RECORDS FOR THIS TASK
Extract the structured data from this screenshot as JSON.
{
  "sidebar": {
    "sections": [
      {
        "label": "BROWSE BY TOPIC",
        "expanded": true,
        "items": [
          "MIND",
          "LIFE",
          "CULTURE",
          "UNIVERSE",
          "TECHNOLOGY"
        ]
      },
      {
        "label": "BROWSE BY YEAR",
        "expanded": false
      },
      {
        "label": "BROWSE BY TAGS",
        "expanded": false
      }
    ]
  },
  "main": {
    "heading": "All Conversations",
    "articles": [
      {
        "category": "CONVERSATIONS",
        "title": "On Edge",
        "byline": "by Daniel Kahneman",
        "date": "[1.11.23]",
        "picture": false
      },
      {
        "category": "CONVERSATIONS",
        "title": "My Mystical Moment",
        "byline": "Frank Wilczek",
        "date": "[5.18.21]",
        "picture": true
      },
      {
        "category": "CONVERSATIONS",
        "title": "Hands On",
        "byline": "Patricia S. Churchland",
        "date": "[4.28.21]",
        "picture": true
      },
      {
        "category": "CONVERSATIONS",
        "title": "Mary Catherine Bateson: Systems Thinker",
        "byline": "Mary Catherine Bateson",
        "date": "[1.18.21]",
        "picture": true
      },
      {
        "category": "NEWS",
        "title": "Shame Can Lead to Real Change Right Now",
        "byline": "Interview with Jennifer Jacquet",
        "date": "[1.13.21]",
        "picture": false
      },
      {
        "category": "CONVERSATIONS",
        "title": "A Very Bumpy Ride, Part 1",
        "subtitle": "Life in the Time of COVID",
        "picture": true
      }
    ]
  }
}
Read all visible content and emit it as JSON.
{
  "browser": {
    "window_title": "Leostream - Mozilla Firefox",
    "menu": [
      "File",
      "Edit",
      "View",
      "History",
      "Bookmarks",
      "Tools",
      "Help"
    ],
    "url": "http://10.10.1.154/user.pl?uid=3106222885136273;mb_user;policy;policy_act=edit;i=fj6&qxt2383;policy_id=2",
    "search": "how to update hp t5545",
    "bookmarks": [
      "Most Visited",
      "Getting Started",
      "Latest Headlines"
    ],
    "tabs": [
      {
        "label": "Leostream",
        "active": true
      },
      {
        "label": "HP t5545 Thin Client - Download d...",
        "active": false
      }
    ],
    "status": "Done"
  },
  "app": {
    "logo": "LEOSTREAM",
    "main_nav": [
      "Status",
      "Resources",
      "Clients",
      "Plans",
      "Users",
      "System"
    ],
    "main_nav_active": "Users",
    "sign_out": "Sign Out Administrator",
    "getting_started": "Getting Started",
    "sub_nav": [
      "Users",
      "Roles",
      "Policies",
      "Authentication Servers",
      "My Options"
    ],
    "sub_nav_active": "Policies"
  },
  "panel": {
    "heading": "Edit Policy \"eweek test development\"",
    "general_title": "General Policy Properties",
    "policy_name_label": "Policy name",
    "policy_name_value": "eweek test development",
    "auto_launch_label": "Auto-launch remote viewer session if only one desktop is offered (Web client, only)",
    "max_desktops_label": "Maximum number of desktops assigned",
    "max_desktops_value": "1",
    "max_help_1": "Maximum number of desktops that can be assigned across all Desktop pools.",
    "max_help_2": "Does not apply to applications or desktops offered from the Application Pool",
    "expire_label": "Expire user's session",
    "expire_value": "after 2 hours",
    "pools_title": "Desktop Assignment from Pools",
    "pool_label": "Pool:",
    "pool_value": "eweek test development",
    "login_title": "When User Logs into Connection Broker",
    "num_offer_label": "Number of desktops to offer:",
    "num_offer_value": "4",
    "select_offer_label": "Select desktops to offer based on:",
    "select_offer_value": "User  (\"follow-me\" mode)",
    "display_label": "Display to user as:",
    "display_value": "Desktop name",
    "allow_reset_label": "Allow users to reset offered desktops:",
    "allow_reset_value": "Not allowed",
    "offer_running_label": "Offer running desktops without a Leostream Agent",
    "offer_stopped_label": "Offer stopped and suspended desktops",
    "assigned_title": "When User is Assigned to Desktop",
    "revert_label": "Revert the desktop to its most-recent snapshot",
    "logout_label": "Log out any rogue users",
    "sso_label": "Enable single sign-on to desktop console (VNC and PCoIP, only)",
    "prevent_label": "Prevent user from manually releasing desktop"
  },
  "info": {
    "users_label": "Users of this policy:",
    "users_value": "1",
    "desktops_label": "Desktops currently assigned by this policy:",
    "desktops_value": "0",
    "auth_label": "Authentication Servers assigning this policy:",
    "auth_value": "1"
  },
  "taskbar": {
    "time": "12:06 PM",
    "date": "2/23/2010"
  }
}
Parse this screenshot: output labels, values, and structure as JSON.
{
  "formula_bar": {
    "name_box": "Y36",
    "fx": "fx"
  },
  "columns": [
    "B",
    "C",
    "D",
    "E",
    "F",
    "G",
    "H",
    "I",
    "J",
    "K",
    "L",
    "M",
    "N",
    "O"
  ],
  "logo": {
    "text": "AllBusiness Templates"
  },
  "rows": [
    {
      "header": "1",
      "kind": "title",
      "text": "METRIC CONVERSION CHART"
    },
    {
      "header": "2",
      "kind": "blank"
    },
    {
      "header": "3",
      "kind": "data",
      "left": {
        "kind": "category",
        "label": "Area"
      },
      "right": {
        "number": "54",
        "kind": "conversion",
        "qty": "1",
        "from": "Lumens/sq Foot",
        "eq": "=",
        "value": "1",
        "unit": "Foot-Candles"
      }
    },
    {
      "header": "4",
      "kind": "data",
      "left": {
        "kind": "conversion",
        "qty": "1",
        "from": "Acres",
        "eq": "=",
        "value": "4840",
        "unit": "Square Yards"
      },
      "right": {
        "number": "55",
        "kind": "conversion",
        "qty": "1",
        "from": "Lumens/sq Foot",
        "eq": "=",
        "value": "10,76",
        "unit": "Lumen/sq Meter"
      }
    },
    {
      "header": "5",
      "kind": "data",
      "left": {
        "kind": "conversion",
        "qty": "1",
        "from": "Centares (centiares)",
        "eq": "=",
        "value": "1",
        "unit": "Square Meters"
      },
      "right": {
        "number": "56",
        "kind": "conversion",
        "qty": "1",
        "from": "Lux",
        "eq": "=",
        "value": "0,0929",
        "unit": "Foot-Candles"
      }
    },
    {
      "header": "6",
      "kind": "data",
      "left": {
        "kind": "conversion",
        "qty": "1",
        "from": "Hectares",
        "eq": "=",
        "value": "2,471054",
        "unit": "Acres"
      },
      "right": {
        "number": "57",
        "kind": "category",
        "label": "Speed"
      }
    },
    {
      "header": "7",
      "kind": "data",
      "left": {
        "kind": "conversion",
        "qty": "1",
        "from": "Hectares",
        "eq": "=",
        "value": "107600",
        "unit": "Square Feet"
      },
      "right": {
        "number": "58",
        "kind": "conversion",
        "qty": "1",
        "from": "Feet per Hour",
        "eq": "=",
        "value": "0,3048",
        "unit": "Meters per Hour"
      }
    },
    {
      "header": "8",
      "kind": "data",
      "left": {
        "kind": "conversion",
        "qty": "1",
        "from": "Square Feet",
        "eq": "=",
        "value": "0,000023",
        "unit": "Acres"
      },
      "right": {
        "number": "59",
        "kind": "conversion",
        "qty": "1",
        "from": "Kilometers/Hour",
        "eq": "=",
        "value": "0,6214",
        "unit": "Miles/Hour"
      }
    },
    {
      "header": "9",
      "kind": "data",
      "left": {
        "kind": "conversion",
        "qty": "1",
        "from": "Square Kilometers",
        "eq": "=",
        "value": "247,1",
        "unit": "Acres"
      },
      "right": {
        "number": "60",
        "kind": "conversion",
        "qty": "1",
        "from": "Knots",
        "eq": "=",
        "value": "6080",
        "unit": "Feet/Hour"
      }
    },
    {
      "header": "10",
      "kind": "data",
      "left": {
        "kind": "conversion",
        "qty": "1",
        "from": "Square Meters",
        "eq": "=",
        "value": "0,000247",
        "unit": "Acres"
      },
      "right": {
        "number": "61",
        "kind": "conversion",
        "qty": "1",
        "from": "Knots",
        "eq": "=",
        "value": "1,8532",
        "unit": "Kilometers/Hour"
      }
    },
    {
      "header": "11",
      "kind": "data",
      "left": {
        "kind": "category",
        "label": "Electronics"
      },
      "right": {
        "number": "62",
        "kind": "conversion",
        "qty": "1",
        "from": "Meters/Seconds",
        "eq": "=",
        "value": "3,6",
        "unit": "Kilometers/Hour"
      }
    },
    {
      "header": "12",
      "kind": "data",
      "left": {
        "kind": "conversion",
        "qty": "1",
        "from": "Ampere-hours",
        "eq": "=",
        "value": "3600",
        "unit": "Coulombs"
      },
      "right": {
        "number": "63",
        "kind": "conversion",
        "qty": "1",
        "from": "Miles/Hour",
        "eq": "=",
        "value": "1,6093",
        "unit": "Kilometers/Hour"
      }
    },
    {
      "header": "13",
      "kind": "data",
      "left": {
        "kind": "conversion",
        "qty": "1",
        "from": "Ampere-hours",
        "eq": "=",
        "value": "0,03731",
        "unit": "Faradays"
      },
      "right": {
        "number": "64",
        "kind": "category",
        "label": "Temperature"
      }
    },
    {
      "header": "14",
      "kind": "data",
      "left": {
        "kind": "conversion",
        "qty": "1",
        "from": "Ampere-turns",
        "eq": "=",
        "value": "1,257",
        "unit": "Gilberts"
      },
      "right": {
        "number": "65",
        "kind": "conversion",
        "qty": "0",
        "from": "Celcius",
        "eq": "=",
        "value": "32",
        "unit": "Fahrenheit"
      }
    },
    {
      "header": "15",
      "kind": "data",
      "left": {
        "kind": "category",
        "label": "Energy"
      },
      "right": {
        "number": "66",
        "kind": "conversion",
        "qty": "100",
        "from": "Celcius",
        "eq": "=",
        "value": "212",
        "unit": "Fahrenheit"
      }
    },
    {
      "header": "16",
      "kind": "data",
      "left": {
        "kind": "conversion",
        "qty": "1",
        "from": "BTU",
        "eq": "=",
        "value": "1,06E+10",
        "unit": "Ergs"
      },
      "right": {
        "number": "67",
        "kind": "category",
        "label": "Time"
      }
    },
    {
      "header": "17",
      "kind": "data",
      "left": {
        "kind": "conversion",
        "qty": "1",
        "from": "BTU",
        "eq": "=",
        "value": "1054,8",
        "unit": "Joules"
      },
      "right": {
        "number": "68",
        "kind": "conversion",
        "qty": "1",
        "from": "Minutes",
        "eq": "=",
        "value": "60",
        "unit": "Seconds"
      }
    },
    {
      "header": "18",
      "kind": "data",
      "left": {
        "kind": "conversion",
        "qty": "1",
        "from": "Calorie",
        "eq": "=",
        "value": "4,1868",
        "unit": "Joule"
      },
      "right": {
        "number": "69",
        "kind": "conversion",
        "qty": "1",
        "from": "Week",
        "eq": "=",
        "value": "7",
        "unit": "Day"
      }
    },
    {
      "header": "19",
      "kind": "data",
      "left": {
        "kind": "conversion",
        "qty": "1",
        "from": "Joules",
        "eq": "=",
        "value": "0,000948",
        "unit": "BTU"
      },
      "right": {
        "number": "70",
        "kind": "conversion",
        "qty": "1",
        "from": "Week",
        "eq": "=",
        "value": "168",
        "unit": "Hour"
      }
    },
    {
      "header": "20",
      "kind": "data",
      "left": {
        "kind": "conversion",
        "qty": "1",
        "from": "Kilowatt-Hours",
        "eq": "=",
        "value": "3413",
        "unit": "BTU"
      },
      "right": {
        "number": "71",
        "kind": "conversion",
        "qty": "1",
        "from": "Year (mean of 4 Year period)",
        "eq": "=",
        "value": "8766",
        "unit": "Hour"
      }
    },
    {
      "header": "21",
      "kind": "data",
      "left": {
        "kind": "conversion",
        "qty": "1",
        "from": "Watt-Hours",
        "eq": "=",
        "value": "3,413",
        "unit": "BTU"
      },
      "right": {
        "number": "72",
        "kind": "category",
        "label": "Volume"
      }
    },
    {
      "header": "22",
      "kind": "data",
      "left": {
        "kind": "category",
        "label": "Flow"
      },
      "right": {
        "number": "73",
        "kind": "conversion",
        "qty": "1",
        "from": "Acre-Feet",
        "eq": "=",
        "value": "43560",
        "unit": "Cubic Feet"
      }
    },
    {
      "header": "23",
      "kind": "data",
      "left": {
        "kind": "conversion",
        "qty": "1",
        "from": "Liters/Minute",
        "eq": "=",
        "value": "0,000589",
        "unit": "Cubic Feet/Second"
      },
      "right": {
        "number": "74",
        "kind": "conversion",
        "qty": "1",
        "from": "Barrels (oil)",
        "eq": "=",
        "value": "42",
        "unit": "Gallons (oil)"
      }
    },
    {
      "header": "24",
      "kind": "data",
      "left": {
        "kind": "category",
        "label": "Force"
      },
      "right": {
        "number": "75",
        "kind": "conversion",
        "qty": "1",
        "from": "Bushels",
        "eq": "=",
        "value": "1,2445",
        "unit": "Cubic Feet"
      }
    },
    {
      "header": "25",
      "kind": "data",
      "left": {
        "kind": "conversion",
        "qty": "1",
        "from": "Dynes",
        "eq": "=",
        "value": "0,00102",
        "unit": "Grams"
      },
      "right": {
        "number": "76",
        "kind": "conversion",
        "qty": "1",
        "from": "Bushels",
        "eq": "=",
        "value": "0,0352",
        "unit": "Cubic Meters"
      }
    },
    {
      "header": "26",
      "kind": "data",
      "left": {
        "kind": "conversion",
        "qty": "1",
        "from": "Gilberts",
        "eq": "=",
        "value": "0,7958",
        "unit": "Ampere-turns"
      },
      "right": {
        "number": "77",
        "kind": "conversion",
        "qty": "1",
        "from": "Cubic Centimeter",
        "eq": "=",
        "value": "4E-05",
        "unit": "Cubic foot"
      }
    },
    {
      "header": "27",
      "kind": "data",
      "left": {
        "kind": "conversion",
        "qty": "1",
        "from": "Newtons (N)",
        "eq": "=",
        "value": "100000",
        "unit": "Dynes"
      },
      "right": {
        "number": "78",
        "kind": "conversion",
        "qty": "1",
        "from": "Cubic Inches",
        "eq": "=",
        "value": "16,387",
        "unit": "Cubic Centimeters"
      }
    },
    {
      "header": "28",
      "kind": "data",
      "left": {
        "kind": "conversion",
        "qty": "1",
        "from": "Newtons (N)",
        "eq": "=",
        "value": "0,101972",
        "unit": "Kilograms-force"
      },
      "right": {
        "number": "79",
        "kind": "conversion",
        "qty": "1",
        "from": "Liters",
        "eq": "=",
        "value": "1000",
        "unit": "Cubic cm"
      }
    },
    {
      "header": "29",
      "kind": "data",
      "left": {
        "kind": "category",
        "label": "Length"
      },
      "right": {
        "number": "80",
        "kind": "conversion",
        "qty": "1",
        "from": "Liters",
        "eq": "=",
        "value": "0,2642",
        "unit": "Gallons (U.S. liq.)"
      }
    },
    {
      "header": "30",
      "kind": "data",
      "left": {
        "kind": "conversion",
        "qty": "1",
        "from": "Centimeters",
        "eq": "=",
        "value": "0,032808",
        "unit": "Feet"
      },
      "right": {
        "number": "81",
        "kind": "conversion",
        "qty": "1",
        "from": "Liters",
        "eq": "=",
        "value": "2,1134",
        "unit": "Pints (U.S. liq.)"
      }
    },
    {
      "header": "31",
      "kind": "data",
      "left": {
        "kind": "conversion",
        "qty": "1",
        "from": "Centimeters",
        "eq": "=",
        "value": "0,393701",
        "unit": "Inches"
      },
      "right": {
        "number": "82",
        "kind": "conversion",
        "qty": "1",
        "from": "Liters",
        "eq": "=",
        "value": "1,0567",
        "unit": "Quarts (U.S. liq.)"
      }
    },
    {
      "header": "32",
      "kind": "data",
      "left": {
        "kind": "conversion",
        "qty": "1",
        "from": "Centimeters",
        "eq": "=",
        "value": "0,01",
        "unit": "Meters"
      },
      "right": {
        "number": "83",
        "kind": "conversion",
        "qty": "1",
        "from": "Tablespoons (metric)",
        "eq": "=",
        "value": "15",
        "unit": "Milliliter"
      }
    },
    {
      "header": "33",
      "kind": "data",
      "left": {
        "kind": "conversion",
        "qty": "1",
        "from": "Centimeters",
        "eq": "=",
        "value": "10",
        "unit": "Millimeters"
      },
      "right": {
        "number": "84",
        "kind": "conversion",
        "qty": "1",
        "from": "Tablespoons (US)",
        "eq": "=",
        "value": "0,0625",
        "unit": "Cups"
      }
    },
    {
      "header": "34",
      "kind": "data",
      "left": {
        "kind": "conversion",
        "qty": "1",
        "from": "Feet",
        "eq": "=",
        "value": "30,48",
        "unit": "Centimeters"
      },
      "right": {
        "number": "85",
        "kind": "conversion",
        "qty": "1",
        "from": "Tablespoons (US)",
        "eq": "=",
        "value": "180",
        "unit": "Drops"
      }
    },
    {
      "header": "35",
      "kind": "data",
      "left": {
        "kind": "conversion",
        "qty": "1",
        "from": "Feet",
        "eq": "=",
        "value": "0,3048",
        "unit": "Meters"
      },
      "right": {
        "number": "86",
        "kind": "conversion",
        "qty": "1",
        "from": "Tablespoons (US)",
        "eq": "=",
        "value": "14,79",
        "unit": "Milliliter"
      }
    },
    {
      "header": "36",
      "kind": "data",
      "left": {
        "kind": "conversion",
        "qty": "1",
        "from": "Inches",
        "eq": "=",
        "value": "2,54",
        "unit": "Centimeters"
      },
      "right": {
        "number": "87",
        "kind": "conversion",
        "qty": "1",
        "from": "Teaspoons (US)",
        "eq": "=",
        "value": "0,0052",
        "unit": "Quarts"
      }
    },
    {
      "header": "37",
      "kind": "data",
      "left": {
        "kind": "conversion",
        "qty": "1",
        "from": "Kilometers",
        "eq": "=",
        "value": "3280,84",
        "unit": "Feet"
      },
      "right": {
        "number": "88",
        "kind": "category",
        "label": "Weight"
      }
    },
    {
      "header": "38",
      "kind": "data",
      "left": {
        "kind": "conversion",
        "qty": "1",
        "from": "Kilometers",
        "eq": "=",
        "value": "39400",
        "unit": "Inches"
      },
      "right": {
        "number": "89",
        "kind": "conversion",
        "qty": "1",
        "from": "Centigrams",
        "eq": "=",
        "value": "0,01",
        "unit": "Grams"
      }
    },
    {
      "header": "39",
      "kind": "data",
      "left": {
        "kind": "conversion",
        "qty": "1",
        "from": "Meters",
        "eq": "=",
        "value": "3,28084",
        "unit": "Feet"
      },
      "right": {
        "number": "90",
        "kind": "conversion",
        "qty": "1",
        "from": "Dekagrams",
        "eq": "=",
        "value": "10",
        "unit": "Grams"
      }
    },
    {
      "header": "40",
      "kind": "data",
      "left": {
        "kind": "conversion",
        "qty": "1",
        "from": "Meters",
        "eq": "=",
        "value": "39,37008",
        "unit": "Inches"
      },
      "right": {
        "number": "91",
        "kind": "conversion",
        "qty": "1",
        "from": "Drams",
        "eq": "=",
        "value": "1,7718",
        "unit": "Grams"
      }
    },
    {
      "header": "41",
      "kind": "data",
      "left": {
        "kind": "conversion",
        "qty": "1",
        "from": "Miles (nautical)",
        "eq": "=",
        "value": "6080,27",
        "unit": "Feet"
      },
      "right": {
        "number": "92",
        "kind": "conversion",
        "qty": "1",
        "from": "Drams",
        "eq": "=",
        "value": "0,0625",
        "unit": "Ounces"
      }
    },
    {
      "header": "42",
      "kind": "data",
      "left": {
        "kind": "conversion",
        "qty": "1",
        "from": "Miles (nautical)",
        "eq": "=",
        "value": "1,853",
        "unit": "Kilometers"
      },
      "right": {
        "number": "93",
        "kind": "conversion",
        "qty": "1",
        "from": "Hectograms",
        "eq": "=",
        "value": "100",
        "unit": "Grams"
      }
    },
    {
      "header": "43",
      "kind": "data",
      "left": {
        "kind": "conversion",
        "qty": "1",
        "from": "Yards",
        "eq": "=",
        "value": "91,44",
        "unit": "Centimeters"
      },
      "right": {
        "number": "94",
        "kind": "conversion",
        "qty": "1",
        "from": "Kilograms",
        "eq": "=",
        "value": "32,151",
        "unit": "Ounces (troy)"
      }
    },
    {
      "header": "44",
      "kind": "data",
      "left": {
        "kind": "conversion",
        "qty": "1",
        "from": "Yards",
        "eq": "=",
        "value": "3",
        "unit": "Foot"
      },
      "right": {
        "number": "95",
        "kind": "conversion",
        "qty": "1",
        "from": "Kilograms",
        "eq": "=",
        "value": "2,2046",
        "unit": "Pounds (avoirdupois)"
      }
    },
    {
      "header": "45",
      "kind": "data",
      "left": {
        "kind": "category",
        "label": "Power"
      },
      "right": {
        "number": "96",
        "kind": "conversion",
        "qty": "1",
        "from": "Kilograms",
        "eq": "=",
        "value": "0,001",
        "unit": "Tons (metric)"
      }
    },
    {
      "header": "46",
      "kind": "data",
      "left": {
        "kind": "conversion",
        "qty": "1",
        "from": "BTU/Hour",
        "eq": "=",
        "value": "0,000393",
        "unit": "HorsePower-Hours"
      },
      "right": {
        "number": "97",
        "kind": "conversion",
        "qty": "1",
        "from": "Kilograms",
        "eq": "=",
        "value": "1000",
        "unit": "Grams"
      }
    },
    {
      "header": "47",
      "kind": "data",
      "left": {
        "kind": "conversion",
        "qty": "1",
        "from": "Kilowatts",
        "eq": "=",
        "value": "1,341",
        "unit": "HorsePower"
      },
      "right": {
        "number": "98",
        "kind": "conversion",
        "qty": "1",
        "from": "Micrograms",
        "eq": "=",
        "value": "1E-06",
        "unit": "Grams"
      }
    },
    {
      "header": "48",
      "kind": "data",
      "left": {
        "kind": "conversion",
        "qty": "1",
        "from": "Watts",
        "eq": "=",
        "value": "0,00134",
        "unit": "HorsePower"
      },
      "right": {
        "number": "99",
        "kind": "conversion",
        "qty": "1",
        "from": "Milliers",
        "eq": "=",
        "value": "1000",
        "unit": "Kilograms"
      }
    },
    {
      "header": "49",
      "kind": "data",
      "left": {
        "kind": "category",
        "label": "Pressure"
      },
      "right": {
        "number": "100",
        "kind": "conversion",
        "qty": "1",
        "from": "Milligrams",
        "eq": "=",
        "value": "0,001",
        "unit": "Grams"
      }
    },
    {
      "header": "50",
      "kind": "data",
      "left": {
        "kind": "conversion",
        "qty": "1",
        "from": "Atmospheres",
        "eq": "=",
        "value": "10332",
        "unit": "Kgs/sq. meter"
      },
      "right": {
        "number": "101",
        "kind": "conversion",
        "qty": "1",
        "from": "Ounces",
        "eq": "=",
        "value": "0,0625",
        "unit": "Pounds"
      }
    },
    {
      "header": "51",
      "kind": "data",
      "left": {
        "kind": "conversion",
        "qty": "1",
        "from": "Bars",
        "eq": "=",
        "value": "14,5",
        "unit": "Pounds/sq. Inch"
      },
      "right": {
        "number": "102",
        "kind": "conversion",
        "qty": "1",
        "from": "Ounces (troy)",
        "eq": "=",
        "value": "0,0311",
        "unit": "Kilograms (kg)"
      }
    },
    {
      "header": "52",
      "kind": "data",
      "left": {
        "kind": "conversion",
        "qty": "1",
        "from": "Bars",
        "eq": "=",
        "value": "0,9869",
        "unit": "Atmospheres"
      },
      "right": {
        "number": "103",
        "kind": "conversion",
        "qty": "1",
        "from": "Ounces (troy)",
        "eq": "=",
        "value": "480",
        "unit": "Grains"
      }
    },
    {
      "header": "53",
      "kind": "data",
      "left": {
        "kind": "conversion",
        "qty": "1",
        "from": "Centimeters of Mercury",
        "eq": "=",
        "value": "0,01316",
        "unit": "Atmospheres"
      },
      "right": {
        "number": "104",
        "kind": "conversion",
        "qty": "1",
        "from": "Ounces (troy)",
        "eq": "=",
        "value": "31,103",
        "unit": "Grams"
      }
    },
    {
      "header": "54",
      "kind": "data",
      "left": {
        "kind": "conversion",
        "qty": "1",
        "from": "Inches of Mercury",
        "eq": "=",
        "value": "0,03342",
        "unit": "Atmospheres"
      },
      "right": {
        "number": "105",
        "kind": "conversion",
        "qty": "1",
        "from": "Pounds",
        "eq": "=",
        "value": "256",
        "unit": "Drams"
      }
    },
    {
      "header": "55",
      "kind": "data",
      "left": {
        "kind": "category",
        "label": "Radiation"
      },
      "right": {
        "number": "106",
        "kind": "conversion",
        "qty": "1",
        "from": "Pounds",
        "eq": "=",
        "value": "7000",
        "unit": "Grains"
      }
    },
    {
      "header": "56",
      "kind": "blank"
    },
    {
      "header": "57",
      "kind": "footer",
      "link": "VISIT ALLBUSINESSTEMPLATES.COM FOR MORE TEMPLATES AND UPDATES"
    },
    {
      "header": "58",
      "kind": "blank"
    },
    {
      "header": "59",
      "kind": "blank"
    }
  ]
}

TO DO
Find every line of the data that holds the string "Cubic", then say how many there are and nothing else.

THE COMPLETED TASK
9